#### Task to carry out
Please set down the data again exactly, minus the pictures.

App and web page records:
********************

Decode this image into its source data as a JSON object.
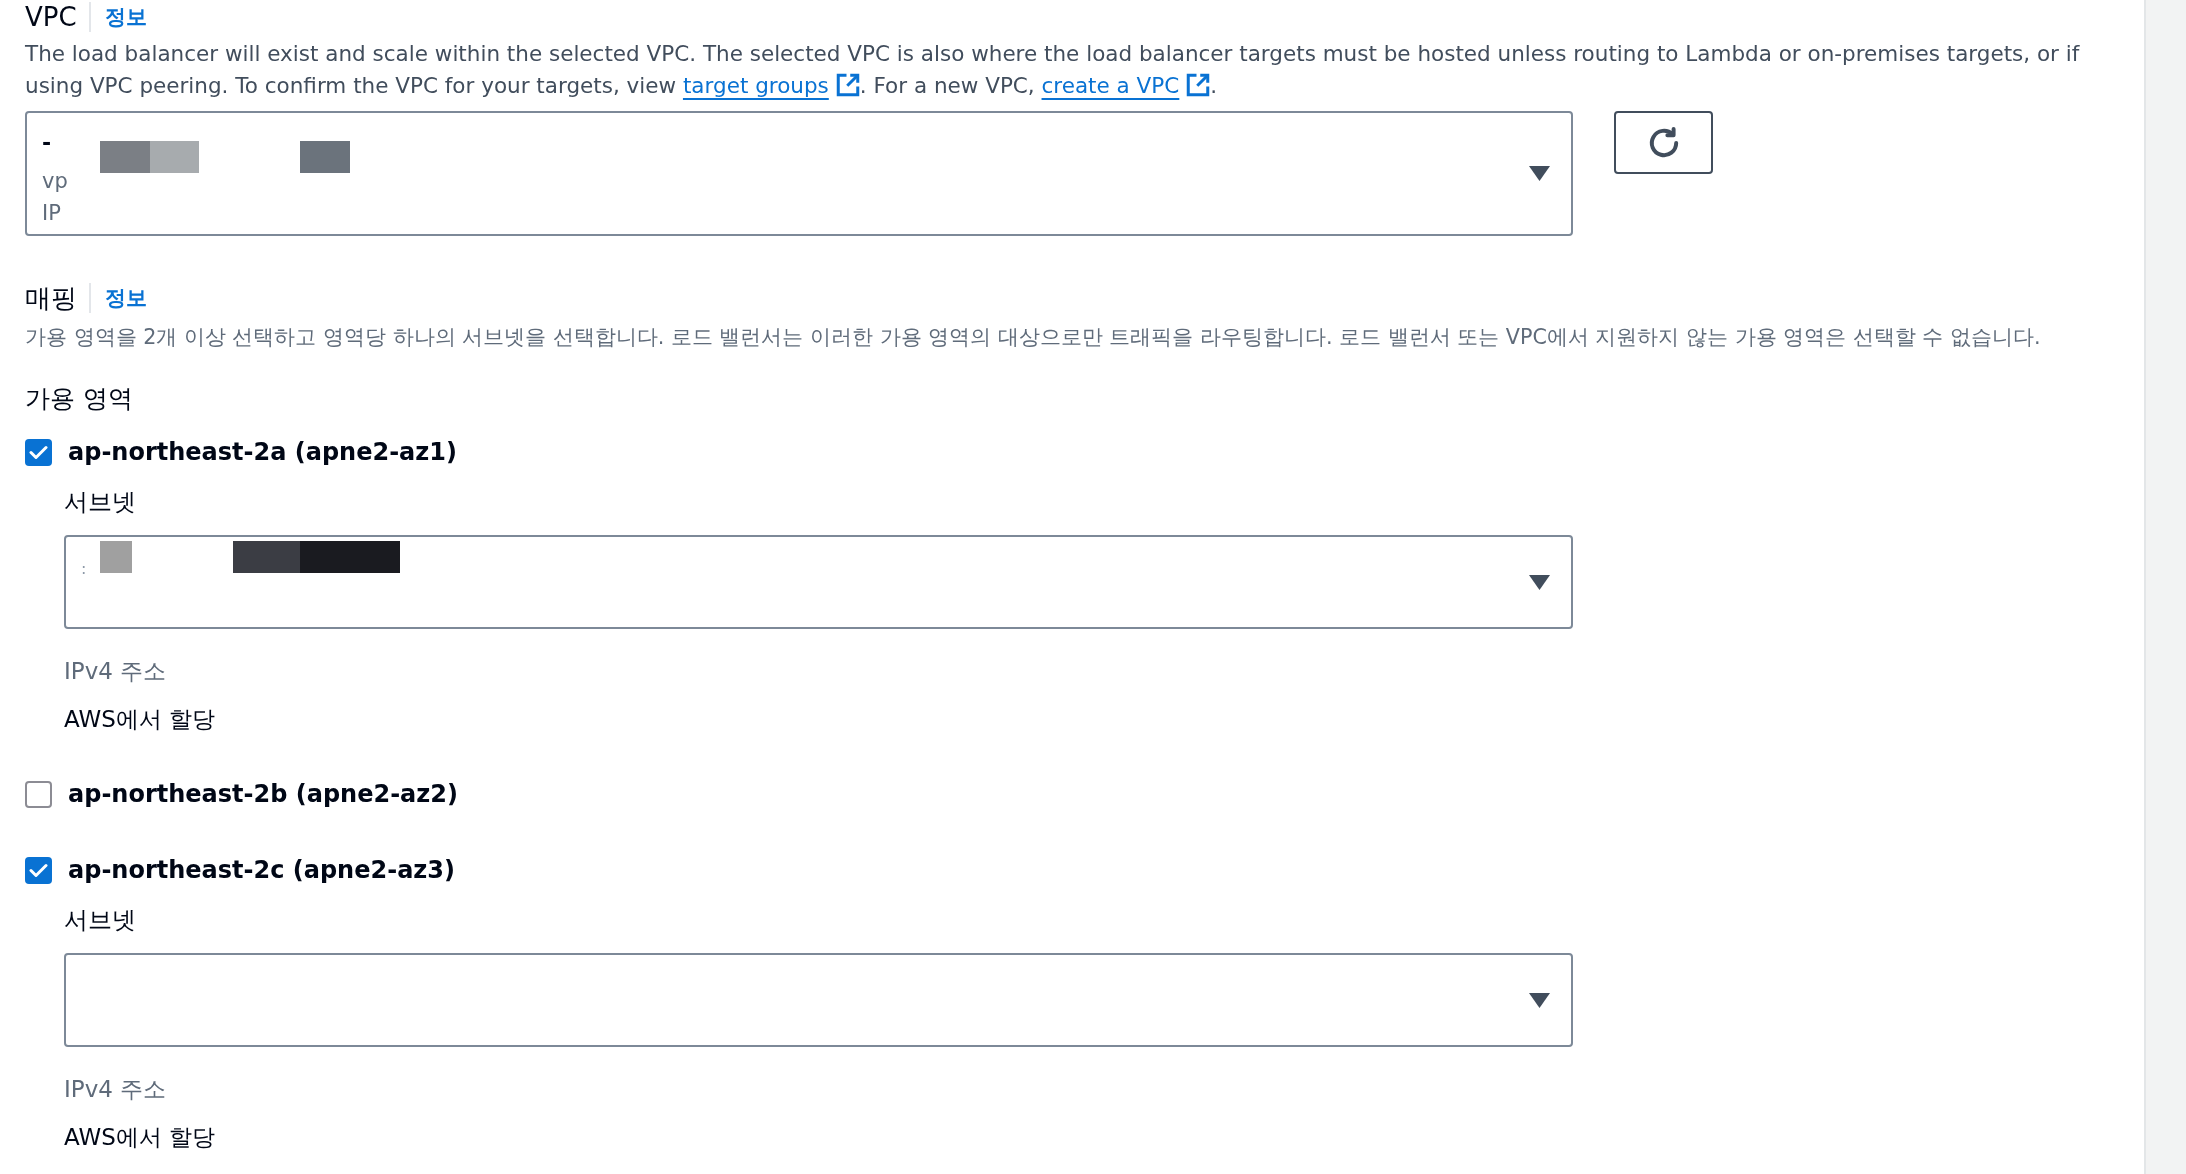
{
  "vpc": {
    "title": "VPC",
    "info_link": "정보",
    "description": [
      {
        "kind": "text",
        "text": "The load balancer will exist and scale within the selected VPC. The selected VPC is also where the load balancer targets must be hosted unless routing to Lambda or on-premises targets, or if using VPC peering. To confirm the VPC for your targets, view "
      },
      {
        "kind": "link",
        "text": "target groups"
      },
      {
        "kind": "text",
        "text": ". For a new VPC, "
      },
      {
        "kind": "link",
        "text": "create a VPC"
      },
      {
        "kind": "text",
        "text": "."
      }
    ],
    "select": {
      "lines": [
        "-",
        "vp",
        "IP"
      ],
      "redactions": [
        {
          "segments": [
            {
              "color": "#7b7f85"
            },
            {
              "color": "#a7abae"
            }
          ]
        },
        {
          "segments": [
            {
              "color": "#6b737c"
            }
          ]
        }
      ]
    }
  },
  "mapping": {
    "title": "매핑",
    "info_link": "정보",
    "description": "가용 영역을 2개 이상 선택하고 영역당 하나의 서브넷을 선택합니다. 로드 밸런서는 이러한 가용 영역의 대상으로만 트래픽을 라우팅합니다. 로드 밸런서 또는 VPC에서 지원하지 않는 가용 영역은 선택할 수 없습니다.",
    "zones_label": "가용 영역",
    "zones": [
      {
        "label": "ap-northeast-2a (apne2-az1)",
        "checked": true,
        "subnet": {
          "label": "서브넷",
          "lines": [
            ":"
          ],
          "redactions": [
            {
              "segments": [
                {
                  "color": "#a0a0a0"
                }
              ]
            },
            {
              "segments": [
                {
                  "color": "#3b3d44"
                },
                {
                  "color": "#1a1b20"
                }
              ]
            }
          ]
        },
        "ipv4": {
          "label": "IPv4 주소",
          "value": "AWS에서 할당"
        }
      },
      {
        "label": "ap-northeast-2b (apne2-az2)",
        "checked": false
      },
      {
        "label": "ap-northeast-2c (apne2-az3)",
        "checked": true,
        "subnet": {
          "label": "서브넷"
        },
        "ipv4": {
          "label": "IPv4 주소",
          "value": "AWS에서 할당"
        }
      }
    ]
  }
}
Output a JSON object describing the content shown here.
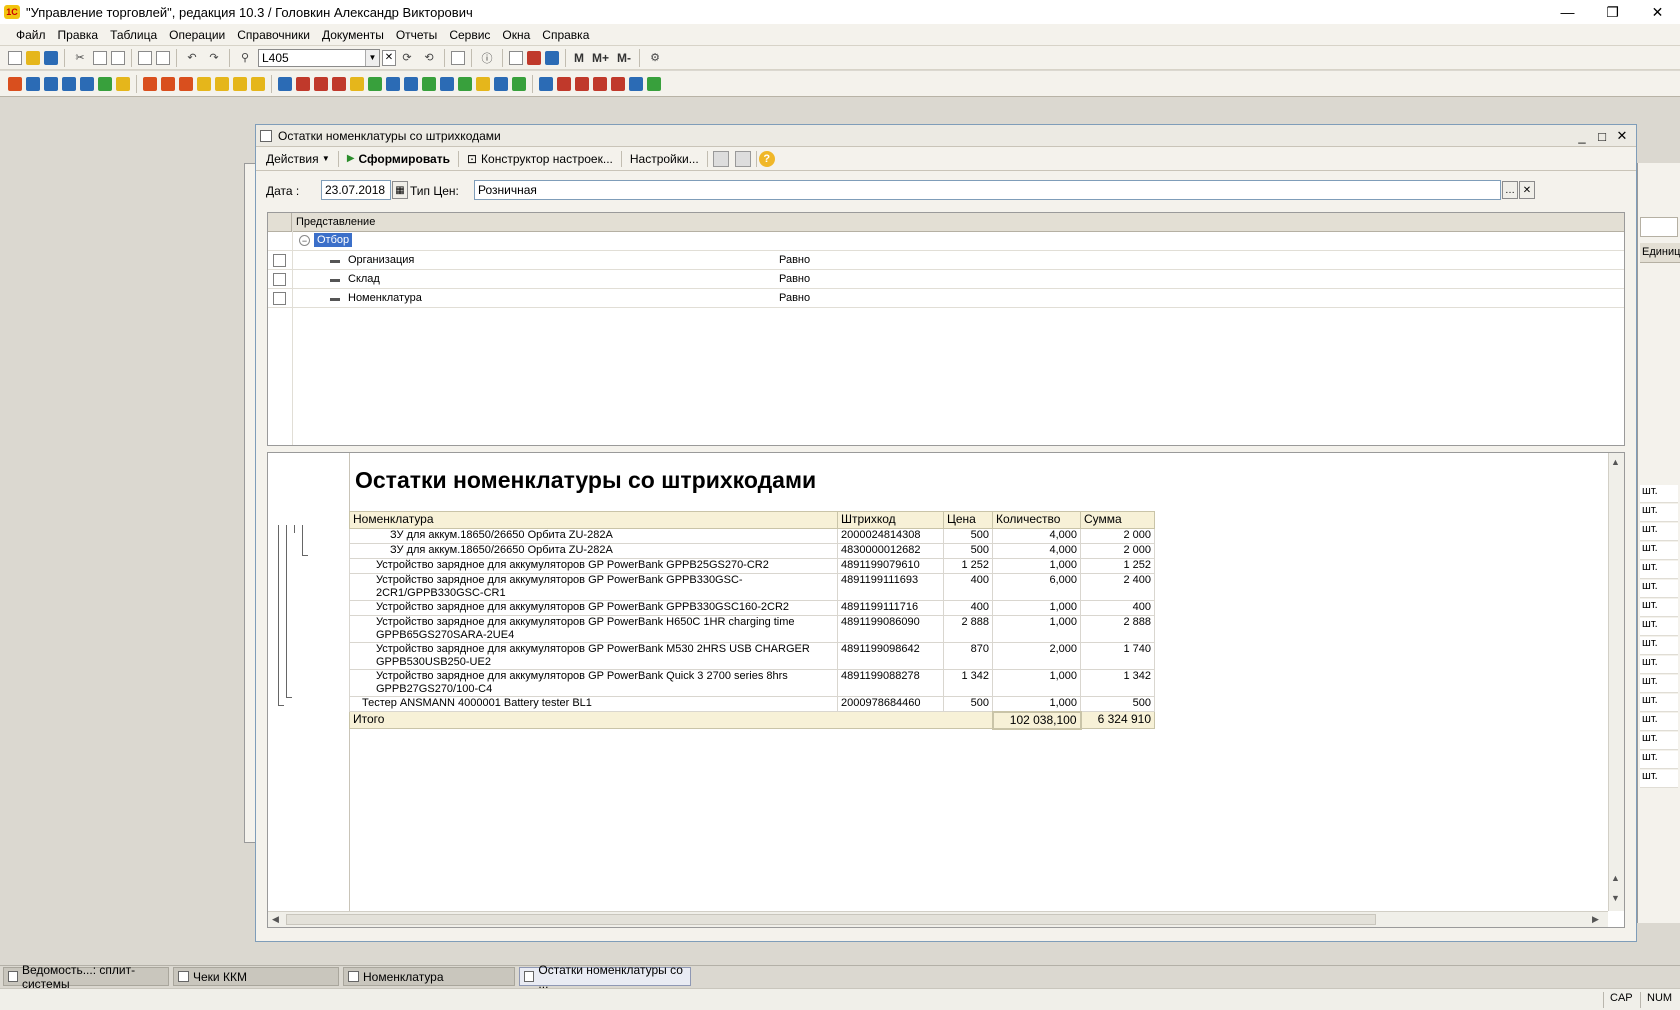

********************

#### Solution for this problem
Decode this image into its source data as a JSON object.
{
  "vpc": {
    "title": "VPC",
    "info_link": "정보",
    "description": [
      {
        "kind": "text",
        "text": "The load balancer will exist and scale within the selected VPC. The selected VPC is also where the load balancer targets must be hosted unless routing to Lambda or on-premises targets, or if using VPC peering. To confirm the VPC for your targets, view "
      },
      {
        "kind": "link",
        "text": "target groups"
      },
      {
        "kind": "text",
        "text": ". For a new VPC, "
      },
      {
        "kind": "link",
        "text": "create a VPC"
      },
      {
        "kind": "text",
        "text": "."
      }
    ],
    "select": {
      "lines": [
        "-",
        "vp",
        "IP"
      ],
      "redactions": [
        {
          "segments": [
            {
              "color": "#7b7f85"
            },
            {
              "color": "#a7abae"
            }
          ]
        },
        {
          "segments": [
            {
              "color": "#6b737c"
            }
          ]
        }
      ]
    }
  },
  "mapping": {
    "title": "매핑",
    "info_link": "정보",
    "description": "가용 영역을 2개 이상 선택하고 영역당 하나의 서브넷을 선택합니다. 로드 밸런서는 이러한 가용 영역의 대상으로만 트래픽을 라우팅합니다. 로드 밸런서 또는 VPC에서 지원하지 않는 가용 영역은 선택할 수 없습니다.",
    "zones_label": "가용 영역",
    "zones": [
      {
        "label": "ap-northeast-2a (apne2-az1)",
        "checked": true,
        "subnet": {
          "label": "서브넷",
          "lines": [
            ":"
          ],
          "redactions": [
            {
              "segments": [
                {
                  "color": "#a0a0a0"
                }
              ]
            },
            {
              "segments": [
                {
                  "color": "#3b3d44"
                },
                {
                  "color": "#1a1b20"
                }
              ]
            }
          ]
        },
        "ipv4": {
          "label": "IPv4 주소",
          "value": "AWS에서 할당"
        }
      },
      {
        "label": "ap-northeast-2b (apne2-az2)",
        "checked": false
      },
      {
        "label": "ap-northeast-2c (apne2-az3)",
        "checked": true,
        "subnet": {
          "label": "서브넷"
        },
        "ipv4": {
          "label": "IPv4 주소",
          "value": "AWS에서 할당"
        }
      }
    ]
  }
}
Output a JSON object describing the content shown here.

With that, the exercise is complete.